And we've also introduced some newer songs like:

Five Umbrellas - hold up five fingers to start then put one down as each umbrella is taken. We also substitute children's names for Mum and Dad.

Five umbrellas, not one more

Dad took one then there were four.
Four umbrellas pretty as can be.
Sister took one, now there are three.
Three umbrellas, green, red and blue.
Mum took one, then there were two.
Two umbrellas that's all I see.
Brother took one and left one for me.

Dinosaur, Dinosaur - sung to Teddy Bear, Teddy Bear, turn around.

Dinosaur, dinosaur turn around.

Dinosaur, dinosaur stomp the ground.
Dinosaur, dinosaur show your claws.
Dinosaur, dinosaur snap your jaws.
Dinosaur, dinosaur turn around.
Dinosaur, dinosaur sit back down.

Sometimes - start seated

Sometimes I am tall (stand up)

Sometimes I am small (semi-crouch)
Sometimes I am very, very tall (stand on your toes)
Sometimes I am very, very small (crouch lower and duck your head)
Sometimes tall (stand up with your arms raised)
Sometimes small (crouch down)
Sometimes neither tall or small (stand normally)

Tiny Turtle - start with one hand sitting on top of the other with both thumbs pointing out like fins

I have this tiny turtle (move your thumbs to make it swim)

His name is Tiny Tim
I put him in the bathtub (dive into the bath then swim some more)
To see if he could swim.
He drank up all the water (pretend to drink some water)
And ate up all the soap. (pretend to eat some soap)
Now he has a bubble in the middle of his throat! (touch your throat)
Bubble, bubble, bubble... POP!

Most of these work as plays or as small world play prompts which allow children opportunity to retell the story with their friends building their early literacy skills. 

I also have this Pam Schiller books that have plenty of other finger plays, tongue twisters and songs for children.

A collection of finger plays and action songs perfect for any early childhood classroom.

Buy This Book from Book Depository, Free Delivery World Wide

And YouTube is a hub of inspiration. Go Noodle is a fun channel to get everyone moving while learning and we love this clips too -

Tooty Ta Song - a fun layered silly song to follow along to.

One Finger, One Thumb - very fast version but The Wiggles pull it off. Warning though - this song will get stuck in your head.

Wombat Wobble would have to be my favourite (the video's not great quality but at least you can see the movements and how much fun the children are having).

My Name is Joe - another layered song where children have to add a movement each repeat.

Highway Number One - This clip, which must be someone's university class, is hilarious! With preschoolers, we start as a circle, start your car and walk around clockwise or anti-clockwise then stop at each city and complete the action before moving on.

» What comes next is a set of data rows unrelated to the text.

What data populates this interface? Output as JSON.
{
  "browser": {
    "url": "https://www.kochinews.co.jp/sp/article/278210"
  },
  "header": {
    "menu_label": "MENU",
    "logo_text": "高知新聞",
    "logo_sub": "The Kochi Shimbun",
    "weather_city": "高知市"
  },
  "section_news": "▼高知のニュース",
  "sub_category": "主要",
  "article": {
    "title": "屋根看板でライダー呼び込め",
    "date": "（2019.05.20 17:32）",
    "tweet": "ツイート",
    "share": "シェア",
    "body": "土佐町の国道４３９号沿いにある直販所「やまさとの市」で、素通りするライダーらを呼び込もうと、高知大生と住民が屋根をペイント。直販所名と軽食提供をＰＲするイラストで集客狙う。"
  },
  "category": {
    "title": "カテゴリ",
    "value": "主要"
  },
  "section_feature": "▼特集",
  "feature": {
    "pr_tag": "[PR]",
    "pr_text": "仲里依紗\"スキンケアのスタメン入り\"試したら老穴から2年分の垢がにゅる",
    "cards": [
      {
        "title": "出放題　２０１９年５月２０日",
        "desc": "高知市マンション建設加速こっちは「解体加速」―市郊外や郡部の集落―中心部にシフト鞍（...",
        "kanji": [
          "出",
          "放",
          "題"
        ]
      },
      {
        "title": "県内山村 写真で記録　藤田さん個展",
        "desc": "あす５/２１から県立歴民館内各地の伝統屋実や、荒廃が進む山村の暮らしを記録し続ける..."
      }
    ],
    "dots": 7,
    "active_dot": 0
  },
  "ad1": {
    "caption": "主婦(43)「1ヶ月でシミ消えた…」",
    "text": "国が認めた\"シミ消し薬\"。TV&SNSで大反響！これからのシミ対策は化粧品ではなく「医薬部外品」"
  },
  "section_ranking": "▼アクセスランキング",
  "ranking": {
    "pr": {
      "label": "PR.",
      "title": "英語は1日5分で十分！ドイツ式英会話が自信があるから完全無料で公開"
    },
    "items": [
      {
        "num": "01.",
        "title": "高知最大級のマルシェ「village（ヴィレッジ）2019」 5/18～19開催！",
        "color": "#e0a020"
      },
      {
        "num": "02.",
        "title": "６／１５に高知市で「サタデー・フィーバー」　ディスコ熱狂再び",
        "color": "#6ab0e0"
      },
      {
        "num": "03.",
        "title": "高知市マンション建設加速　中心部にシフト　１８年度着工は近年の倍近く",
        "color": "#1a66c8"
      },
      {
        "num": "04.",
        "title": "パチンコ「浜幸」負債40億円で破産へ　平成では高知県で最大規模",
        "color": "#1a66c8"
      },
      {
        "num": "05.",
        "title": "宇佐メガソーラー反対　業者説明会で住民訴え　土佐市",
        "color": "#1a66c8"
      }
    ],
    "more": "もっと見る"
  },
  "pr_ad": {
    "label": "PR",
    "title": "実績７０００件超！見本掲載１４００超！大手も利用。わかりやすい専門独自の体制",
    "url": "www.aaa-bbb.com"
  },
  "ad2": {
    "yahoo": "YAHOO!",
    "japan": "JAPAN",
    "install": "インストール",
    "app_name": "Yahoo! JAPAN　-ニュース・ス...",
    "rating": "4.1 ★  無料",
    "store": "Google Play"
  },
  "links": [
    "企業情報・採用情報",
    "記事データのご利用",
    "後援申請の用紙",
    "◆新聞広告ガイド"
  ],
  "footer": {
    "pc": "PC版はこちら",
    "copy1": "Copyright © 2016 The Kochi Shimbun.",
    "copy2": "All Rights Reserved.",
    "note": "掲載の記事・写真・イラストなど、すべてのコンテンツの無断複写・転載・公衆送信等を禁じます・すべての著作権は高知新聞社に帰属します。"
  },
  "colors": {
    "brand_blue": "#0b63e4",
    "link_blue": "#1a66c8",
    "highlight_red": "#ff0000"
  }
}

Wash Your Face in Orange Juice - classic silliness from Peter Combe.

The Alphabet Song.  Kids love the Storybots!  They also do some fun clips for each letter of the alphabet along with favourite nursery rhymes.  

Usher's ABC song from Sesame Street is one everyone can get up and move to. It's definitely one of my favourites way to spend group time.

Days of the Week - maybe it's because I watched the Addams Family as a child but I love this version of how to learn the days of the week.

The Skeleton Dance

Of course you could use these songs any time of the year.  They're the perfect way to ensure that everyone is up and moving!

Other posts you might find useful for creating a successful circle time:

Teaching 2 and 3 Year Olds Action Songs or 
Creating Circle Time

Tips for Circle Time from Teach Preschool

Pre-K's Circle Time suggestions

What are your favourite rhymes or songs for circle time?

How to Incorporate Finger Plays at Preschool and Why - the educational benefits to including finger plays in your pre-k program along with a collection of finger plays and action songs perfect for any early childhood classroom | you clever monkey